Hispanic or Latino
Before even beginning to address the question of targeting the Hispanic market, advertisers should be aware of the fact that there is no consensus as to whether Americans of Latin American origin prefer to identify as Latino or Hispanic. Indeed, there has been some controversy regarding the matter. A good summary of the back and forth can be found on a Wikipedia page that presents the history of this debate. At no point in time did the diverse groupings of Americans of Latin American origin decide, “we want to be called this or that”. Indeed, a study shows that, when asked, most Hispanics/Latinos identify not as such, but according to their national origin. I know that I identify as a Mexican first and foremost, rather than as a Latina, which I find to be an artifcial word with little meaning to me.

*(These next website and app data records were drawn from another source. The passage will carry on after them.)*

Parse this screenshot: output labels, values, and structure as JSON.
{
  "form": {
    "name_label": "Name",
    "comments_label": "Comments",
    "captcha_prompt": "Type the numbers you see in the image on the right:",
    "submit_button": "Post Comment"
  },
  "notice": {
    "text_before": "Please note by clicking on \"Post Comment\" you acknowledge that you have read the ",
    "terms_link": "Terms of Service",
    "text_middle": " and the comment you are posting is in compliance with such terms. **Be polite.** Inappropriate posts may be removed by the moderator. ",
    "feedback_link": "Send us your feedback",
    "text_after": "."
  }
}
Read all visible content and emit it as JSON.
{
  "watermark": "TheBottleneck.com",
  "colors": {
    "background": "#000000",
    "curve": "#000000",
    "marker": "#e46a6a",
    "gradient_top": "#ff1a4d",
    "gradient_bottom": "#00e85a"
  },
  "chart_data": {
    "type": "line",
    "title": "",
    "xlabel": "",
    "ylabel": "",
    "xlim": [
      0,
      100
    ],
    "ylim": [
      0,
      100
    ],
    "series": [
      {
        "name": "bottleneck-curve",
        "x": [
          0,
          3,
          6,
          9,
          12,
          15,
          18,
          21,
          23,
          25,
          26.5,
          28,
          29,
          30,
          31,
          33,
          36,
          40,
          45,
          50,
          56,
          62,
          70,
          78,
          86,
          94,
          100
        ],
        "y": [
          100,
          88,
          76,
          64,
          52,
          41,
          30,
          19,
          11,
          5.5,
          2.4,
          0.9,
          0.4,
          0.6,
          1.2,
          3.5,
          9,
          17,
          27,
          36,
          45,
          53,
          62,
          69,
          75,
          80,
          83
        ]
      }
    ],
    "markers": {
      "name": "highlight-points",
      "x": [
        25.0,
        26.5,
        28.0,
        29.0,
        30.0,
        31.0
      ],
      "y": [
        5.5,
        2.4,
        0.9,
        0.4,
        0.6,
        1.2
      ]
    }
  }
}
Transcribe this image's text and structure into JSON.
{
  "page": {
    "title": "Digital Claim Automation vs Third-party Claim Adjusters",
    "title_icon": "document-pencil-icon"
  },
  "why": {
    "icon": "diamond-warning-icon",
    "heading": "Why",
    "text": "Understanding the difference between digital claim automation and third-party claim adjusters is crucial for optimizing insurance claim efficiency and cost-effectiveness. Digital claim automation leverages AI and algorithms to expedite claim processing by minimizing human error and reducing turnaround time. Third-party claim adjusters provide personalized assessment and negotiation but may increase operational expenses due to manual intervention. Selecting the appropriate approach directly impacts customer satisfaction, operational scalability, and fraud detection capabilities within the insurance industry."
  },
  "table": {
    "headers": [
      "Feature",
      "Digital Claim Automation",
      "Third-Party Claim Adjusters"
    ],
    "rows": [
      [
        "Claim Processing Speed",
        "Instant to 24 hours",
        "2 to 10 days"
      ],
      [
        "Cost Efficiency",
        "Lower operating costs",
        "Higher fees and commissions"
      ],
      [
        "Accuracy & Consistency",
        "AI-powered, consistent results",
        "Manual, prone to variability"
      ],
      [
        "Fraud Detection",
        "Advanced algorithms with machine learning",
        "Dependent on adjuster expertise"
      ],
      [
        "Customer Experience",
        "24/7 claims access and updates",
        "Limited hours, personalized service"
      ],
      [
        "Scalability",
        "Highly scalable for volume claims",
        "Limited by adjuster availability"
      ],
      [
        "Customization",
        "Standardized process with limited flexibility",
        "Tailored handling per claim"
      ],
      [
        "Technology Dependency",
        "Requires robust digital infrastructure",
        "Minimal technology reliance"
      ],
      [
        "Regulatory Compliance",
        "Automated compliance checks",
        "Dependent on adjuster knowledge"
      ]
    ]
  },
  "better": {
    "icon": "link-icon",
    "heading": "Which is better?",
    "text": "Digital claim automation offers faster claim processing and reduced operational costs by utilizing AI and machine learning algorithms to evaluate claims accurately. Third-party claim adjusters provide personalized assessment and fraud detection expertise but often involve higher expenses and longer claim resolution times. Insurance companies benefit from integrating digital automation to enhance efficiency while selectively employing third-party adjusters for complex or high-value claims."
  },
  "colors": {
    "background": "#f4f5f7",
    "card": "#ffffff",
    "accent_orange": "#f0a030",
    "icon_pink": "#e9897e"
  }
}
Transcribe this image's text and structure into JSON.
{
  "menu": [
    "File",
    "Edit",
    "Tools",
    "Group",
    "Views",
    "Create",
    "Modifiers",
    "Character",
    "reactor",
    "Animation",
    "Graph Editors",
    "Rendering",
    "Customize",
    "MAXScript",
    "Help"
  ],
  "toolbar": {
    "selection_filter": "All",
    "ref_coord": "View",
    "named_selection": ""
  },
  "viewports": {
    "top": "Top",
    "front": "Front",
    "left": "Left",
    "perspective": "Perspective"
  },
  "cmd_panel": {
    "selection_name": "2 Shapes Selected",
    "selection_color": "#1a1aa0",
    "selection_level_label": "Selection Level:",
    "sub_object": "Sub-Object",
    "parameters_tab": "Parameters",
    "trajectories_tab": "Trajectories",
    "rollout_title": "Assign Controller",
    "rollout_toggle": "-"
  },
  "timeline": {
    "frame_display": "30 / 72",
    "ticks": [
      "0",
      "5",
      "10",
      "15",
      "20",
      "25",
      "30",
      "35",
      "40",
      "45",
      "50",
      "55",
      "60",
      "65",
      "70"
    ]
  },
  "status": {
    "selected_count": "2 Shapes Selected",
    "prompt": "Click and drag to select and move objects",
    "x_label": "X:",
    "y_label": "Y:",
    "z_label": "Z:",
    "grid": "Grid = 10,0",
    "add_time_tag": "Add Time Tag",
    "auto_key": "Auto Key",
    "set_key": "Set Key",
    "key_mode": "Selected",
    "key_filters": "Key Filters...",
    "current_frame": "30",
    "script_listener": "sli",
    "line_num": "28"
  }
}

The term Hispanic was coined in 1970 for the purpose of counting people for the annual U.S. Census, specifically, “a person of Mexican, Puerto Rican, Cuban, South or Central American, or other Spanish culture or origin, regardless of race.” It is only in the year 2000 that the Census began using the ethnonym “Spanish/Hispanic/Latino”, as prevailing terms changed.
The controversy over whether to call oneself Hispanic or Latino is largely native to California. I have also learned that Latino is prevalent on the West Coast, whereas Hispanic is more often used in the East Coast. Anecdotally, I know that some people prefer to identify as Latino because of the perception that the word Hispanic refers to the Spanish heritage of Latin Americans, whereas Latino emphasizes the indigenous aspect of mestizo identity, not realizing that Latino is also an invented term- and invented by the French, no less (from Amérique Latine). Whether Hispanic or Latino, Dominicano or Chicana, Nuyorican or Argentinean, American, Tejano, Chiapaneco or Colombiana, people with Latin American backgrounds identify as many things. The one common denominator? The Spanish language. The debate continues…